* _YOUR TASK_: A verbatim copy of the listing is the expected output.

RECORDS TO PROCESS below:

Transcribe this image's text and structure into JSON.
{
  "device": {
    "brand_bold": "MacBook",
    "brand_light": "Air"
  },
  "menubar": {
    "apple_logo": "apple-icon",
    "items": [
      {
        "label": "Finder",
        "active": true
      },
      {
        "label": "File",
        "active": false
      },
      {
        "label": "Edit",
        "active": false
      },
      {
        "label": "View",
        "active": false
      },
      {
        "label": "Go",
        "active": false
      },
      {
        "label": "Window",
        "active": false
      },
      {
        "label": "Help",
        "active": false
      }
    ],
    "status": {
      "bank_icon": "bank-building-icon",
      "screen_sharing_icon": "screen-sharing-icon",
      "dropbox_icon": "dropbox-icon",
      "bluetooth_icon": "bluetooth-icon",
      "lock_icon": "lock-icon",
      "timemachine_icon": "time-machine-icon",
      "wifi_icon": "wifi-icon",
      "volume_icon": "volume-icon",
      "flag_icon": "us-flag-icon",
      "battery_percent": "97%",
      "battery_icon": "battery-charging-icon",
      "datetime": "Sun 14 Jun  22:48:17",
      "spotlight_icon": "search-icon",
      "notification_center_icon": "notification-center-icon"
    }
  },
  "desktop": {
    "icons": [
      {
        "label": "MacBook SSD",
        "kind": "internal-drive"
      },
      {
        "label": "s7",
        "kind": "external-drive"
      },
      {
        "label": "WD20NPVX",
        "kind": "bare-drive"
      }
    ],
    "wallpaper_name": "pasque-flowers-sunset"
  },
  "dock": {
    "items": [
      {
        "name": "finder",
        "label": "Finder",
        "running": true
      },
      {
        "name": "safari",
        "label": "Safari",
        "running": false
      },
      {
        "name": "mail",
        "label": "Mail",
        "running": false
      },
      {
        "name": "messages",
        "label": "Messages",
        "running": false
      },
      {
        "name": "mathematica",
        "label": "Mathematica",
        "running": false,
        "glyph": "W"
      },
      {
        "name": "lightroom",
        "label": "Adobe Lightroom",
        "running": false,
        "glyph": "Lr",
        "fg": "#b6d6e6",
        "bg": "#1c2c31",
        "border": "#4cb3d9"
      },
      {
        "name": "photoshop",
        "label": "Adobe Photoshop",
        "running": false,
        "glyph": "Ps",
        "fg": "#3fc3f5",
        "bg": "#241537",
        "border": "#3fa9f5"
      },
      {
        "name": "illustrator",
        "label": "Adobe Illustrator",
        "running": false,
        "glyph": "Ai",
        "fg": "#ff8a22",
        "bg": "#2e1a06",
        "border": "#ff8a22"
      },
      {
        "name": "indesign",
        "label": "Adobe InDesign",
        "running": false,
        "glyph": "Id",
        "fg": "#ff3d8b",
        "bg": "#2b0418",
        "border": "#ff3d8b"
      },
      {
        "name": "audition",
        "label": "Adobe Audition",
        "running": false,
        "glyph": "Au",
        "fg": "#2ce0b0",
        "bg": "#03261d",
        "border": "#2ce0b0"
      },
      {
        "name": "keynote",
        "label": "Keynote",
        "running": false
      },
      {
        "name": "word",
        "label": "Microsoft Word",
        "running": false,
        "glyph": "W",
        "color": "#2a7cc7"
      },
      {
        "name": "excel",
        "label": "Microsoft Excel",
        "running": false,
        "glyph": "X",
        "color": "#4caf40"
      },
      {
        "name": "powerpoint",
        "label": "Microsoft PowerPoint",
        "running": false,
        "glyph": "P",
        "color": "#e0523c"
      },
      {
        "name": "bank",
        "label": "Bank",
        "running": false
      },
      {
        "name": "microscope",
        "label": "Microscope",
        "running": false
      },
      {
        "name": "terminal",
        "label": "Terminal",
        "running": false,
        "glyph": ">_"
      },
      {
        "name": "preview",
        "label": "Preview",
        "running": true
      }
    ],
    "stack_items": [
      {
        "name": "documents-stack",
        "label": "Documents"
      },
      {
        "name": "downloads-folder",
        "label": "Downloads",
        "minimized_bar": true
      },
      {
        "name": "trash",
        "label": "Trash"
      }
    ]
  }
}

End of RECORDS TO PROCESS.

* _PROBLEM SOLUTION_:
Transcribe this image's text and structure into JSON.
{
  "device": {
    "brand_bold": "MacBook",
    "brand_light": "Air"
  },
  "menubar": {
    "apple_logo": "apple-icon",
    "items": [
      {
        "label": "Finder",
        "active": true
      },
      {
        "label": "File",
        "active": false
      },
      {
        "label": "Edit",
        "active": false
      },
      {
        "label": "View",
        "active": false
      },
      {
        "label": "Go",
        "active": false
      },
      {
        "label": "Window",
        "active": false
      },
      {
        "label": "Help",
        "active": false
      }
    ],
    "status": {
      "bank_icon": "bank-building-icon",
      "screen_sharing_icon": "screen-sharing-icon",
      "dropbox_icon": "dropbox-icon",
      "bluetooth_icon": "bluetooth-icon",
      "lock_icon": "lock-icon",
      "timemachine_icon": "time-machine-icon",
      "wifi_icon": "wifi-icon",
      "volume_icon": "volume-icon",
      "flag_icon": "us-flag-icon",
      "battery_percent": "97%",
      "battery_icon": "battery-charging-icon",
      "datetime": "Sun 14 Jun  22:48:17",
      "spotlight_icon": "search-icon",
      "notification_center_icon": "notification-center-icon"
    }
  },
  "desktop": {
    "icons": [
      {
        "label": "MacBook SSD",
        "kind": "internal-drive"
      },
      {
        "label": "s7",
        "kind": "external-drive"
      },
      {
        "label": "WD20NPVX",
        "kind": "bare-drive"
      }
    ],
    "wallpaper_name": "pasque-flowers-sunset"
  },
  "dock": {
    "items": [
      {
        "name": "finder",
        "label": "Finder",
        "running": true
      },
      {
        "name": "safari",
        "label": "Safari",
        "running": false
      },
      {
        "name": "mail",
        "label": "Mail",
        "running": false
      },
      {
        "name": "messages",
        "label": "Messages",
        "running": false
      },
      {
        "name": "mathematica",
        "label": "Mathematica",
        "running": false,
        "glyph": "W"
      },
      {
        "name": "lightroom",
        "label": "Adobe Lightroom",
        "running": false,
        "glyph": "Lr",
        "fg": "#b6d6e6",
        "bg": "#1c2c31",
        "border": "#4cb3d9"
      },
      {
        "name": "photoshop",
        "label": "Adobe Photoshop",
        "running": false,
        "glyph": "Ps",
        "fg": "#3fc3f5",
        "bg": "#241537",
        "border": "#3fa9f5"
      },
      {
        "name": "illustrator",
        "label": "Adobe Illustrator",
        "running": false,
        "glyph": "Ai",
        "fg": "#ff8a22",
        "bg": "#2e1a06",
        "border": "#ff8a22"
      },
      {
        "name": "indesign",
        "label": "Adobe InDesign",
        "running": false,
        "glyph": "Id",
        "fg": "#ff3d8b",
        "bg": "#2b0418",
        "border": "#ff3d8b"
      },
      {
        "name": "audition",
        "label": "Adobe Audition",
        "running": false,
        "glyph": "Au",
        "fg": "#2ce0b0",
        "bg": "#03261d",
        "border": "#2ce0b0"
      },
      {
        "name": "keynote",
        "label": "Keynote",
        "running": false
      },
      {
        "name": "word",
        "label": "Microsoft Word",
        "running": false,
        "glyph": "W",
        "color": "#2a7cc7"
      },
      {
        "name": "excel",
        "label": "Microsoft Excel",
        "running": false,
        "glyph": "X",
        "color": "#4caf40"
      },
      {
        "name": "powerpoint",
        "label": "Microsoft PowerPoint",
        "running": false,
        "glyph": "P",
        "color": "#e0523c"
      },
      {
        "name": "bank",
        "label": "Bank",
        "running": false
      },
      {
        "name": "microscope",
        "label": "Microscope",
        "running": false
      },
      {
        "name": "terminal",
        "label": "Terminal",
        "running": false,
        "glyph": ">_"
      },
      {
        "name": "preview",
        "label": "Preview",
        "running": true
      }
    ],
    "stack_items": [
      {
        "name": "documents-stack",
        "label": "Documents"
      },
      {
        "name": "downloads-folder",
        "label": "Downloads",
        "minimized_bar": true
      },
      {
        "name": "trash",
        "label": "Trash"
      }
    ]
  }
}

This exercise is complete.